Structuring the Response
The Response is the Respondent’s first and main opportunity to set out its case in writing. It therefore needs to try to wrestle the agenda for the Adjudication back from the Referring Party. A line-by-line response may not then be the best way forward. Instead, if there are any general principles that can be identified they should be addressed, and key points focused on rather than allowing those points to get lost in the detail.
The key conclusions from any expert reports need to be weaved into the front-end document (often tricky in a tight timetable), and any key witness evidence highlighted. Depending on how the Referral was structured (and its contents), focused narratives may need to be produced that respond to any variation claims. A Response that makes life easy for an Adjudicator to understand the defence is key. They have not lived the project as both the parties have. Setting out the position in a clear and easy to understand document is therefore vital, as the Adjudicator will, after all, be under time pressure as well the parties. Equally, providing an easy-to-use spreadsheet to make any final calculations easier is also always a good idea.
So, with those objectives in mind, how does the Respondent’s team achieve them? Well for Variations claims the 90/10 rule often applies. In other words, the Respondent needs to focus on where the money is. If there is an extension of time claim, then a delay expert (especially one who has had advance warning) can take away some of the burden but the facts will still need to be supported with evidence and ideally backed up by witness statements.
The reality is then that the Respondent’s team (not just the external legal team) will need to be fully available for the period of the Response. If the team are still working on the project in question (or have moved on to another project) they will need to take time out from their day jobs to assist (particularly if the matter is high value). Their time will be required to provide witness statements, produce narrative responses for variations and dig out the backup documentation to support the Respondent’s position. These tasks are all time consuming, and tight internal deadlines need to be set as soon as the Notice of Adjudication lands (and then confirmed when the Referral hits) and stuck to. That way the evidence can be deployed in the Response for maximum impact when it is finalised at the end of the 7- or 14-day time period allowed.
Consider being the Referring Party instead?
Finally, always keep open the possibility of commencing an adjudication yourself.
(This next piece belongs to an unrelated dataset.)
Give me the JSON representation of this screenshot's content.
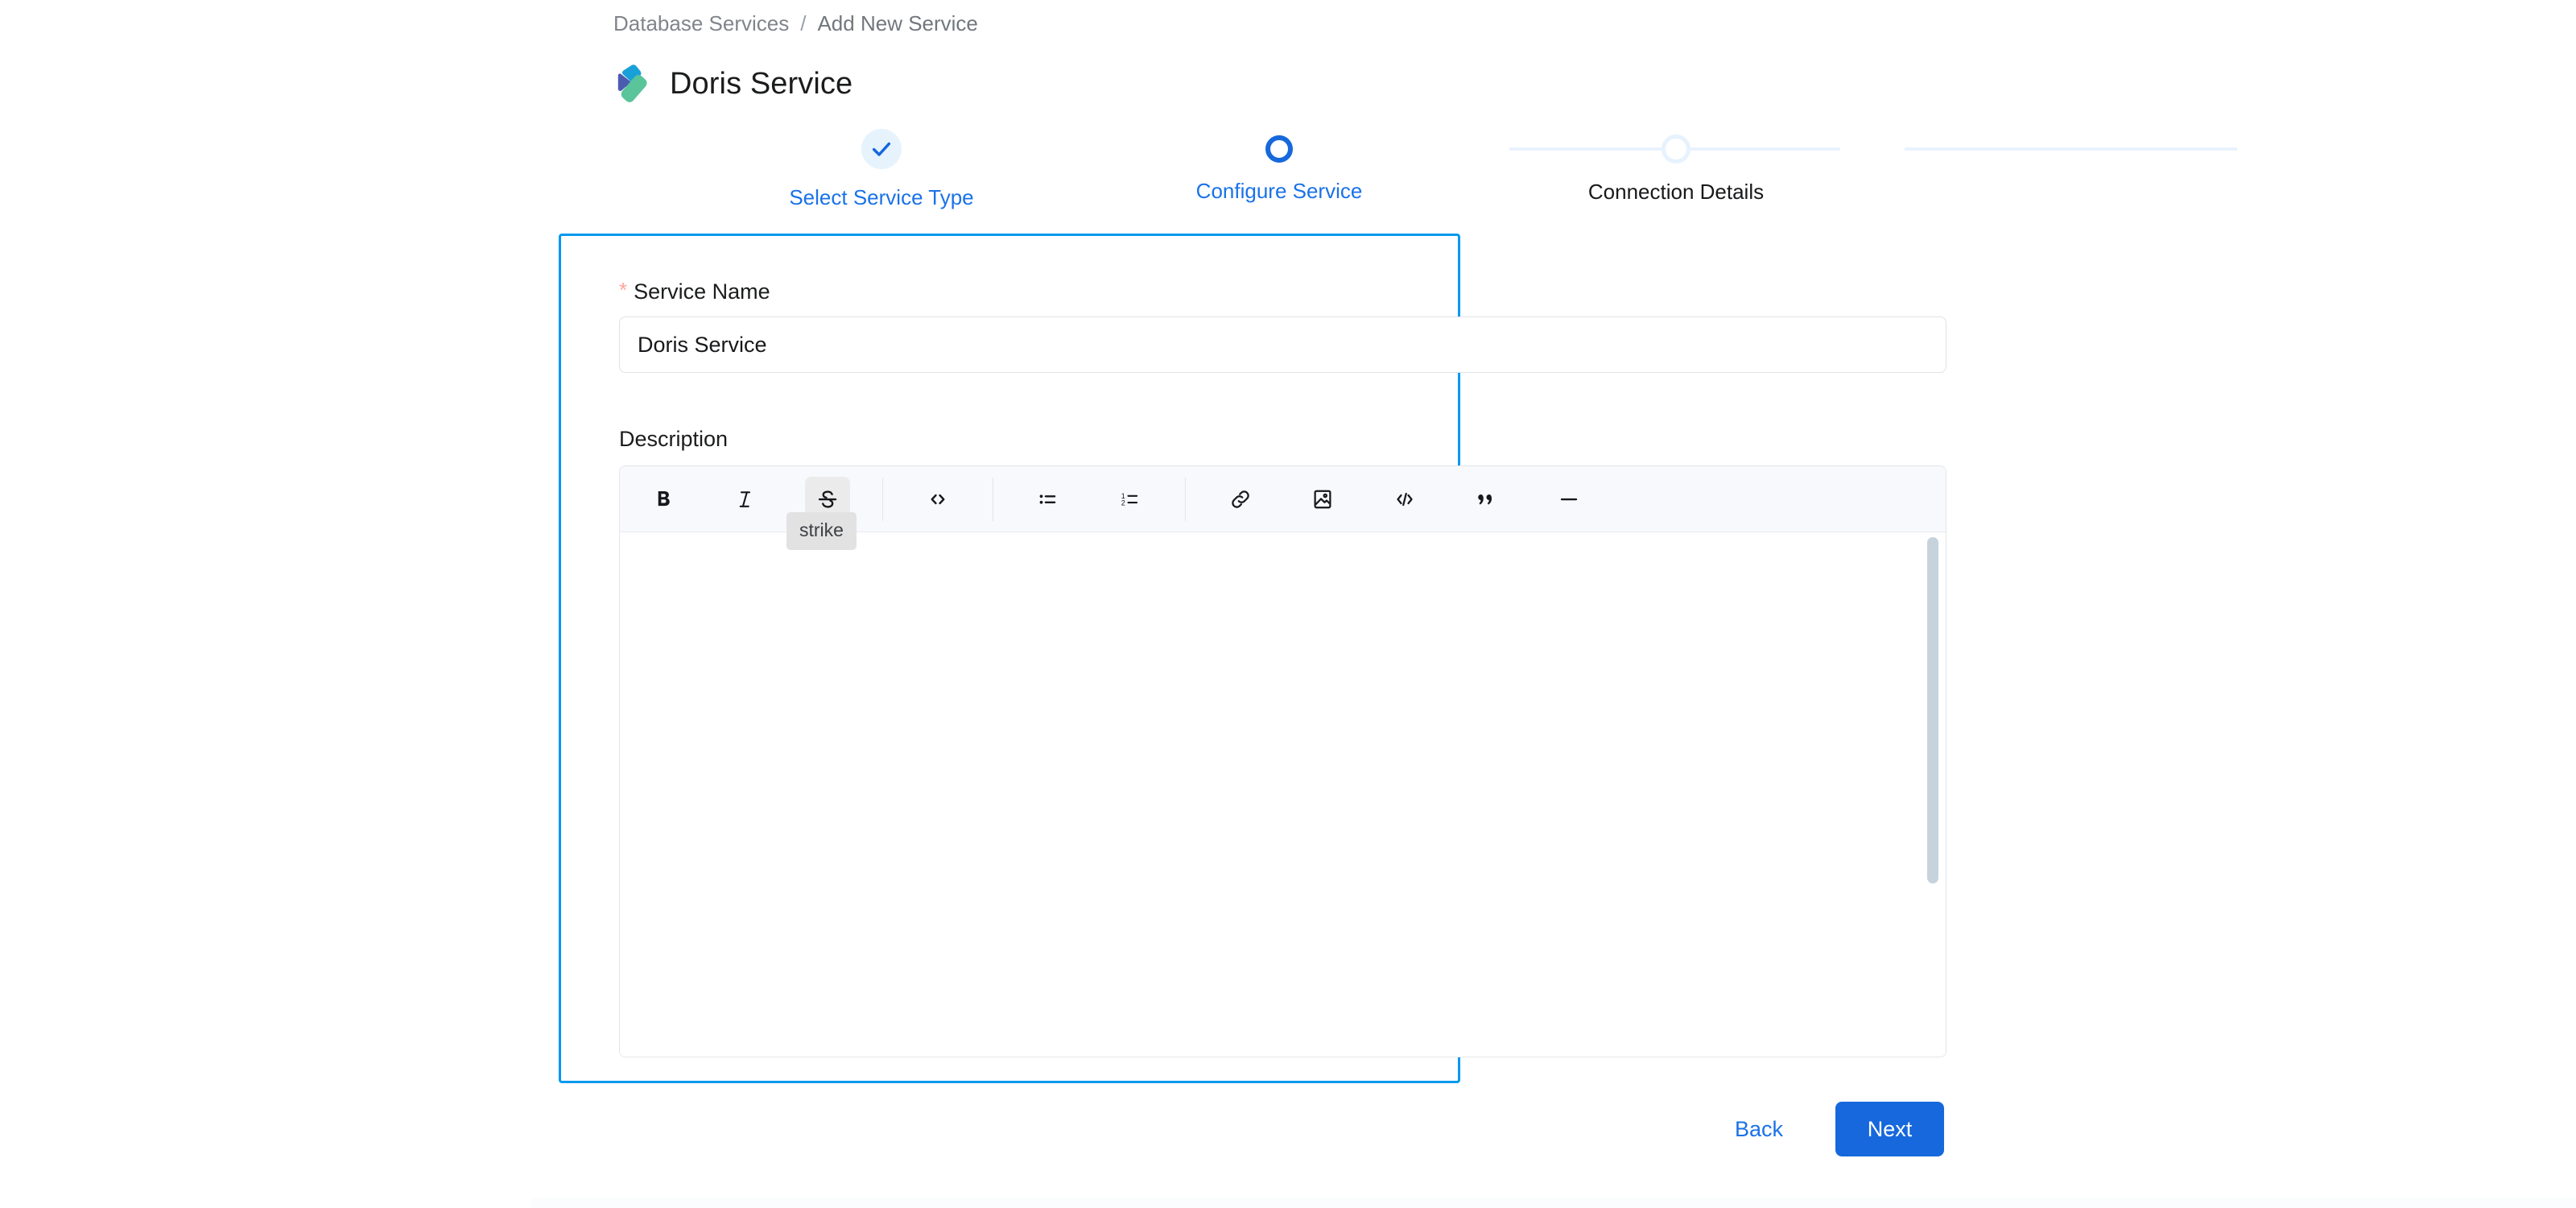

If you are well prepared and want to wrestle control back from the other side, then that can sometimes be a very effective strategy.
By Claire King with thanks to Aurelia Grubyte for her research
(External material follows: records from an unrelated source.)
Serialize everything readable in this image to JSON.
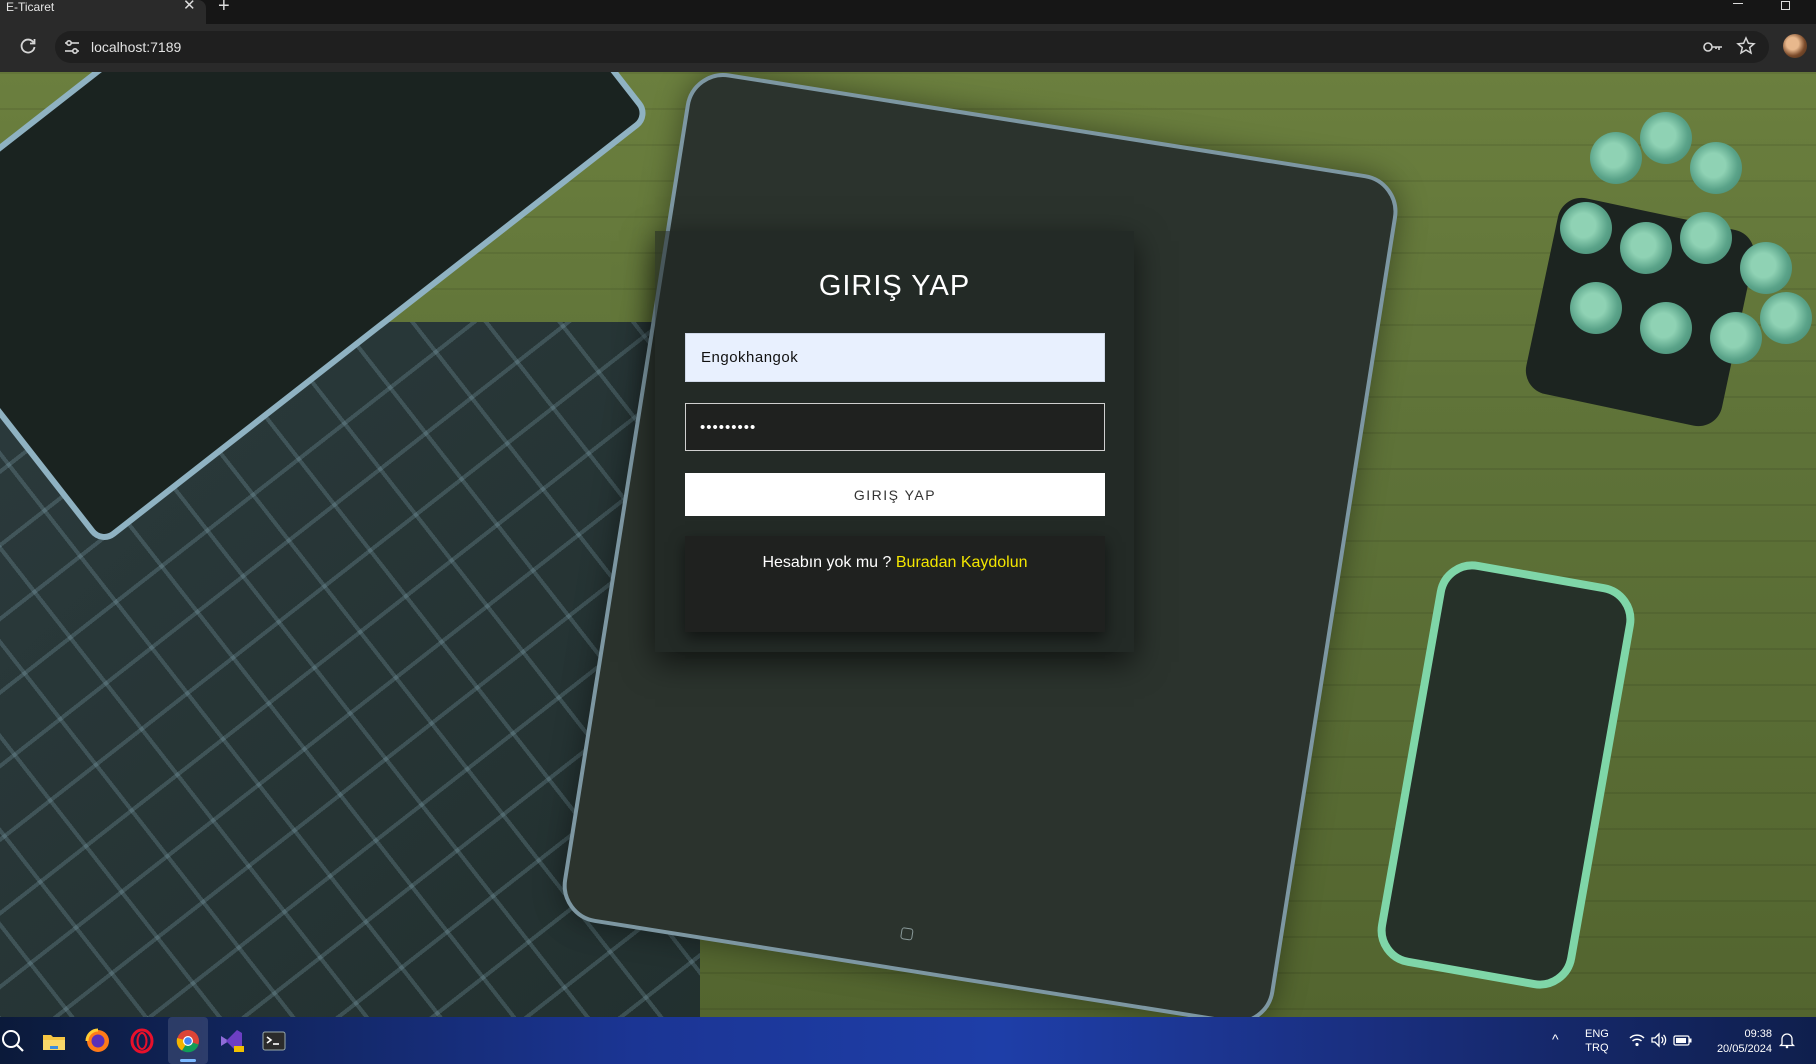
{
  "browser": {
    "tab_title": "E-Ticaret",
    "tab_close": "✕",
    "new_tab": "+",
    "url": "localhost:7189"
  },
  "login": {
    "title": "GIRIŞ YAP",
    "username_value": "Engokhangok",
    "password_value": "•••••••••",
    "submit_label": "GIRIŞ YAP",
    "register_prompt": "Hesabın yok mu ? ",
    "register_link": "Buradan Kaydolun"
  },
  "taskbar": {
    "apps": [
      "search-icon",
      "file-explorer-icon",
      "firefox-icon",
      "opera-icon",
      "chrome-icon",
      "visual-studio-icon",
      "terminal-icon"
    ],
    "tray_chevron": "^",
    "lang_line1": "ENG",
    "lang_line2": "TRQ",
    "time": "09:38",
    "date": "20/05/2024"
  },
  "colors": {
    "link": "#f3e600",
    "accent_taskbar": "#1e3ea8"
  }
}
- 1. See Amec Civil Engineering Ltd v Secretary of State for Transport  EWCA Civ 291.
- 2. See MW High Tech Projects UK Ltd v Balfour Beatty Kilpatrick Ltd  EWHC 1413 (TCC).
- 3. See Beck Interiors Ltd v UK Flooring Contractors  EWHC 1808 (TCC).
- 4.  EWHC 1808 (TCC).
- 5. See Clause W2.3(2) in the NEC 3 form by way of example.
- 6. See CIB v Birse Construction Limited  EWHC 2365 (TCC).
- 7.  EWHC 64 (TCC).
- 8. See the very helpful discussion of the case law on parties arguing that the sheer quantity of material is not possible to deal with in the necessary timescales in Coulson on Construction Adjudication, Fourth Edition, sections 13-13 to 13-28.
- 9. See Julian Bailey, Construction Law, section 24.53. See also William Verry (Glazing Systems) Ltd v Furlong Homes Ltd  EWHC 138 (TCC).
- 10. See Letchworth Roofing Co v Sterling Building Co  EWHC 1119 (TCC).
- 11. Any defence must also arise under the same Construction Contract. An Adjudicator will not have scope to look at broader equitable set-offs that arise under other contracts or under insolvency legislation (if relevant).
- 12.  EWHC 3314 (TCC) at paragraph 50.